Green Mars

Kim Stanley Robinson
Green Mars Cover

Green Mars -- Hard SF with a good story

Tar Daddoo

[Green Mars is a sequel to Red Mars, which I reviewed here. Definitely read Red Mars first.]

What is the Science Fiction Premise?

Green Mars continues the story begun in Red Mars about the colonization of Mars. Although it takes place in the future, it is within the next 100 years or so and the portrayal is more realistic than mythic. Like the earlier book, Green Mars touches on many different sciences and technologies: geology (areology, in the book), genetics, medicine, climatology, etc. In other words all the sciences and technologies that would come into play when humans occupy and modify another planet to suit their needs. That said, relative to Red Mars there is a bit of a shift in Green Mars towards the biological sciences.

Like Red Mars, Green Mars also offers the notion that a treatment has been developed that allows people to live indefinitely. This is not immortality; accidents, murders, and illness can still occur. In a sense, genetic aging has been arrested, so that people's bodies no longer inevitably weaken with age.

Is the science of the premise explored?

Green Mars continues the impressive display of scientific detail begun in the earlier book. I am not sufficiently well-versed in ecology and biological sciences to speak to the accuracy of the details, but they seem legitimate. There is discussion of the types of plants that might survive on Mars under varying degrees of terraforming. There is discussion of how to genetically adapt plants for survival on Mars. There is discussion of the CO2, air pressure, and temperature requirements for growth and how those can be achieved on a planet-wide scale.

In contrast to almost all other scientific assumptions, the anti-aging treatments are not covered as thoroughly. Since they were introduced in Red Mars, I suppose there is less need to explain them here.

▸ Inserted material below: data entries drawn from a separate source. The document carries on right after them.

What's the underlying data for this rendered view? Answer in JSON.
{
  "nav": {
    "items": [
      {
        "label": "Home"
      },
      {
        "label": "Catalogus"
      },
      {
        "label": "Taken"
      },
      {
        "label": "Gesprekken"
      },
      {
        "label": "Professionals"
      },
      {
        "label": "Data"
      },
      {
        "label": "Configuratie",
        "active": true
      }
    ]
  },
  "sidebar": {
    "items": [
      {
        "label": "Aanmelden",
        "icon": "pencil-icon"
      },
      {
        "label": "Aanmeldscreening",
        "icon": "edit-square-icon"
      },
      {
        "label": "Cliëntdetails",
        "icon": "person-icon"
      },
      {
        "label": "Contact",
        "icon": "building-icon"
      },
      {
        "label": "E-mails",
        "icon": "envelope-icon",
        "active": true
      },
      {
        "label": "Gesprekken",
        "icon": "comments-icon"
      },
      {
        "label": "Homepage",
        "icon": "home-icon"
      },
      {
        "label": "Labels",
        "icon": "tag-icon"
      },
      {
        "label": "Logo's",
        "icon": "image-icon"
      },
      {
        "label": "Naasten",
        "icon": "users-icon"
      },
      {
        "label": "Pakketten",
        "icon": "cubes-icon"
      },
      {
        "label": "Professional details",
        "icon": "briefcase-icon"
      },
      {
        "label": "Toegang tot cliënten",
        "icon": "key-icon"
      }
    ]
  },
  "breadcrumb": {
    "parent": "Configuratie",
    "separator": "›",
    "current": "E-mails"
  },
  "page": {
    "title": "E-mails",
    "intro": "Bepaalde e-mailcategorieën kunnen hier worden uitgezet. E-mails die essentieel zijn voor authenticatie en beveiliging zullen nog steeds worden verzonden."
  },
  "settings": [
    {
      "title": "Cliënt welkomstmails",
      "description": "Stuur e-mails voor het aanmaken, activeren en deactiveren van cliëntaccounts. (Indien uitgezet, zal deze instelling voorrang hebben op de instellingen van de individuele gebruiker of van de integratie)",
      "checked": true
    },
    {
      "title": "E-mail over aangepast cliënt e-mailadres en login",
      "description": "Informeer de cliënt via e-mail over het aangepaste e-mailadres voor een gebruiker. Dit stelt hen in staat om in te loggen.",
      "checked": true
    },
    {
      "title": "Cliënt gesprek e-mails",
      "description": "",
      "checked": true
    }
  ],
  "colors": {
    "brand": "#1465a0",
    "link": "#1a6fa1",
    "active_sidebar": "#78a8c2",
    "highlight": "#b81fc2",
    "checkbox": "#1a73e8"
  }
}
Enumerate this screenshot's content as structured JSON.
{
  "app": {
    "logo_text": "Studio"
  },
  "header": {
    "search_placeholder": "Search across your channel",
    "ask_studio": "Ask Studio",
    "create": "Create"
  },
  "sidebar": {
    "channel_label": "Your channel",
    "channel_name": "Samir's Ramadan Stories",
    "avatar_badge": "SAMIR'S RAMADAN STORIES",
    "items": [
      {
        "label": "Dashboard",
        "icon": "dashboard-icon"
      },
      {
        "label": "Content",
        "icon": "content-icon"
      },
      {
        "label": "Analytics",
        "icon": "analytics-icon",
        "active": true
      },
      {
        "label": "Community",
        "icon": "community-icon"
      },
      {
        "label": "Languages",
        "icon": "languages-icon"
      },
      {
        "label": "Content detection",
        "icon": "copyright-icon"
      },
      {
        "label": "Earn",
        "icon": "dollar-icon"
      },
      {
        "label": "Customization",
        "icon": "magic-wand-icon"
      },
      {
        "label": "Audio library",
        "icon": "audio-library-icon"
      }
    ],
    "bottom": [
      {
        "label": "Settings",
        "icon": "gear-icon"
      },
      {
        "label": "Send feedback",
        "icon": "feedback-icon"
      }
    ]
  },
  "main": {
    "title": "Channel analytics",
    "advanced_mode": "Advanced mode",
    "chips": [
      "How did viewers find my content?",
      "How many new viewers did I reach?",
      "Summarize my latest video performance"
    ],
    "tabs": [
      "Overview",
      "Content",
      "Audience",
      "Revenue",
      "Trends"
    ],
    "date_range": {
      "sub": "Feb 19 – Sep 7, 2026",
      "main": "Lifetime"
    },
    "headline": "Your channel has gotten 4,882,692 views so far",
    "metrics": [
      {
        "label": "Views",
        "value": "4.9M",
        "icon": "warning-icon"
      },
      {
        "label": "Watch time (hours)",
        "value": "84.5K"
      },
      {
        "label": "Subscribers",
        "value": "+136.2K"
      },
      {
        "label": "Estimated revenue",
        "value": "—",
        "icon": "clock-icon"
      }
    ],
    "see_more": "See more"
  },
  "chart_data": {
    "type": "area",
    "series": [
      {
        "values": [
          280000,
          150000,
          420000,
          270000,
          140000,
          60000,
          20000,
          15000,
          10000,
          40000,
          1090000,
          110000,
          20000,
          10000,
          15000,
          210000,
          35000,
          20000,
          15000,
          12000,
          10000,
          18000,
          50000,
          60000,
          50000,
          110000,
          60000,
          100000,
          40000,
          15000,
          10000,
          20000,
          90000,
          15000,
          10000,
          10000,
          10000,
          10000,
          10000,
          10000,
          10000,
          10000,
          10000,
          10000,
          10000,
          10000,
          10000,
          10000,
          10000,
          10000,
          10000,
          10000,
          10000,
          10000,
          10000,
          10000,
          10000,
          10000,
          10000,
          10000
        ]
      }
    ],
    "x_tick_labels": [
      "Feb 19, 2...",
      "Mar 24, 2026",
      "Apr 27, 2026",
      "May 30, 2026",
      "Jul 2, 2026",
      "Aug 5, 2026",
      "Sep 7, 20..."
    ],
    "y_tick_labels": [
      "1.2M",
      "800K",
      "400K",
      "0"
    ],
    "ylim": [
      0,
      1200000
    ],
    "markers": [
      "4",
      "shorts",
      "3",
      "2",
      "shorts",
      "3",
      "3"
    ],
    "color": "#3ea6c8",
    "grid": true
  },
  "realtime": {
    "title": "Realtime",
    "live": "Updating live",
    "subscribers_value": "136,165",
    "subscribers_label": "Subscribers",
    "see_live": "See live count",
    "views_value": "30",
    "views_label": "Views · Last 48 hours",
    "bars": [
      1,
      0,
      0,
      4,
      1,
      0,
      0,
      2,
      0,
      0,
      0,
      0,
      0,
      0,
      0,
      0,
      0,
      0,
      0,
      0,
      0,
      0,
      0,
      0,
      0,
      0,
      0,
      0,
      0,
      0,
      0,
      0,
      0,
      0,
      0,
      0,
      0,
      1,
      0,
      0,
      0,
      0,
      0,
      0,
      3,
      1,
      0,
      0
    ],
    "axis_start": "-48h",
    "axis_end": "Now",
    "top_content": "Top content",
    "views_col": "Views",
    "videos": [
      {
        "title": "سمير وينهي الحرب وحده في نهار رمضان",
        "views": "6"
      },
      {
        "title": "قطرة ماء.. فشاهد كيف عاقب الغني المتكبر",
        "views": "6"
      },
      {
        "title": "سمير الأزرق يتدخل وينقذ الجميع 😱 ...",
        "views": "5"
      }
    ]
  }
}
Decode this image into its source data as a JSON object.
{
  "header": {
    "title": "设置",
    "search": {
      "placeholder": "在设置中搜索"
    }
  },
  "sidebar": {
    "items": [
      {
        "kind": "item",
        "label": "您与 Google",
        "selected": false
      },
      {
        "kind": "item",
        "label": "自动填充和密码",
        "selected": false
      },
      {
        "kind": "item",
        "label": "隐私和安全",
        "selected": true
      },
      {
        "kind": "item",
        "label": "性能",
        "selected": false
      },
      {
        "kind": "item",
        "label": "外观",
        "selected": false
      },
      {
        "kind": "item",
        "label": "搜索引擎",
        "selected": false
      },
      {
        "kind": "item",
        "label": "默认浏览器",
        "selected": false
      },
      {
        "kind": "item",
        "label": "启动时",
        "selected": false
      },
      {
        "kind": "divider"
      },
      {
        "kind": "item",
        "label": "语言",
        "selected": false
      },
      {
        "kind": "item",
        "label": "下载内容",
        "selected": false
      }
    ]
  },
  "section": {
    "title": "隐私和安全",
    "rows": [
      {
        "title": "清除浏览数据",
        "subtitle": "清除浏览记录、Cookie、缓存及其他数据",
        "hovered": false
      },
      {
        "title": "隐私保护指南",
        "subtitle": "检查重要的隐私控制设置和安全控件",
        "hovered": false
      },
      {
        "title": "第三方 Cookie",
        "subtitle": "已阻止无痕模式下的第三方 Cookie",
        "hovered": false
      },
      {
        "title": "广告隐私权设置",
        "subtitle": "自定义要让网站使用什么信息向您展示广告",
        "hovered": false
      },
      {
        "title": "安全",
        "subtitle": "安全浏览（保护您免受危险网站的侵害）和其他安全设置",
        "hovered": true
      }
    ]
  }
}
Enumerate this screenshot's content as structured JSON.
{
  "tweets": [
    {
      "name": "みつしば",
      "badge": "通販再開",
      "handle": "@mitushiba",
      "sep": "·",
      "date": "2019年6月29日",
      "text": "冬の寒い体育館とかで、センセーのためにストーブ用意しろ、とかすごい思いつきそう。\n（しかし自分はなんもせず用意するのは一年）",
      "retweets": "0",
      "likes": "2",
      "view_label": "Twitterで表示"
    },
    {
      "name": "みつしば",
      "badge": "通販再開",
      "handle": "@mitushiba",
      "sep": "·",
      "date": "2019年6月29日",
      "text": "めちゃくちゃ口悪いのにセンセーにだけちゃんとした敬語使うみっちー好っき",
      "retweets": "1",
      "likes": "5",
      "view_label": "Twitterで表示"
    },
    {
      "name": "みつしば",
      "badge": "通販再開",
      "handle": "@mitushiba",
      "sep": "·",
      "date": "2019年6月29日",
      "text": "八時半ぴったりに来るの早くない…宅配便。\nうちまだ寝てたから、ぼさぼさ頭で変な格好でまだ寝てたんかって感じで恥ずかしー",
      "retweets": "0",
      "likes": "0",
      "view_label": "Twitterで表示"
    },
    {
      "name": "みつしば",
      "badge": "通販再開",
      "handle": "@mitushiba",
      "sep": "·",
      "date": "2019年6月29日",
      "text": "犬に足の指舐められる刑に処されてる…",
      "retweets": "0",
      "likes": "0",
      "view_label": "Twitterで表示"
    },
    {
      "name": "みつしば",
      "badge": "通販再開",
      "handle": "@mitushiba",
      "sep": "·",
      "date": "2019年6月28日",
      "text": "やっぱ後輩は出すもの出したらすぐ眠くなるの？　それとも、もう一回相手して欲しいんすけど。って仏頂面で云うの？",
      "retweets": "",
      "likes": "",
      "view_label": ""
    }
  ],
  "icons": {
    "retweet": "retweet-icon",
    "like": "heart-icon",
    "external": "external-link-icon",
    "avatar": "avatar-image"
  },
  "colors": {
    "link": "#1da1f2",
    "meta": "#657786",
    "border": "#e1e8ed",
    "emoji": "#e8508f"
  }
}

It seems likely, however, that the anti-aging treatments exist more as a literary device to allow characters from each book to survive into the next even though the action must necessarily take more than a century.

Is the impact of the premise on an individual explored?

By the time of the novel there are those who first colonized Mars, those who have emigrated to Mars, and those who were born and grew up on Mars. These groups are psychologically and physiologically different, which the story reveals and discusses. Also, the inhabitants of Mars live in many different habitats and circumstances, which is also explored. There is not much discussion of tourists. Presumably, the distance, cost, and physiological impact of lengthy vacations from Earth's gravity make extensive tourism unlikely.

The author does not completely ignore the anti-aging premise, though it is a minor aspect of the story. There are some discussions of ways in which the treatment may be ineffective. Also, we get some sense of the weariness that living for so long is engendering among some.

Is the impact of the premise on society explored?

Interleaved with the scientific detail of terraforming Mars is a story of the evolving politics/culture taking root on the planet. We learn about the role of Mars to the Earth, the aspirations of many different groups of "Martians", and how these interact with each other. Especially striking is the manner in which technological choices are central to the politics.

We are also offered a glimpse of how life on Earth has changed over the century or more of the two novels. Chief among the changes is the ever-growing role of corporations. We are also asked to consider the political challenges of making anti-aging treatments available to everyone on Earth, while also coping with over population.

How well written is the story?

I found the book easy to read, but occasionally rather dry. The author is intent on conveying the scientific detail and it is a challenge to do that and keep the story moving at the same time. It is all the more difficult because one reader's scientific detail is another reader's measure of the book's realism.

Balanced against this scientific realism is a really good story. For my part, I enjoyed the story in Green Mars more than that of Red Mars. The conflict driving the story seems important and realistic. The actions of the participants seem sensible. And, the resolution is satisfying while still leaving room for a sequel. While the scientific detail might occasionally slow things down, it is often just as likely to be the education you need to appreciate the action when it occurs later in the book.

One final note is that Green Mars continues the narrative style of Red Mars, i.e., from one chapter to the next the person being followed shifts among the lead characters. This technique is used quite effectively to give one a sense of how the perspectives and motivations of the characters differ from one another. Since the character being followed reveals his or her thinking, we are able to learn both how the characters perceive themselves as well as how others perceive them.

Can I recommend the book?

Green Mars is a great work of Science Fiction and I readily recommend it to anyone who enjoys the genre. In fact, its focus on realistic scientific extrapolation might be a pleasant surprise for those who consider Science Fiction fanciful. As for those dry spots in the narrative, just bluff your way through. Lurking beneath the blueprint for Mars colonization is a pretty interesting story of personalities and politics.

Tar Daddoo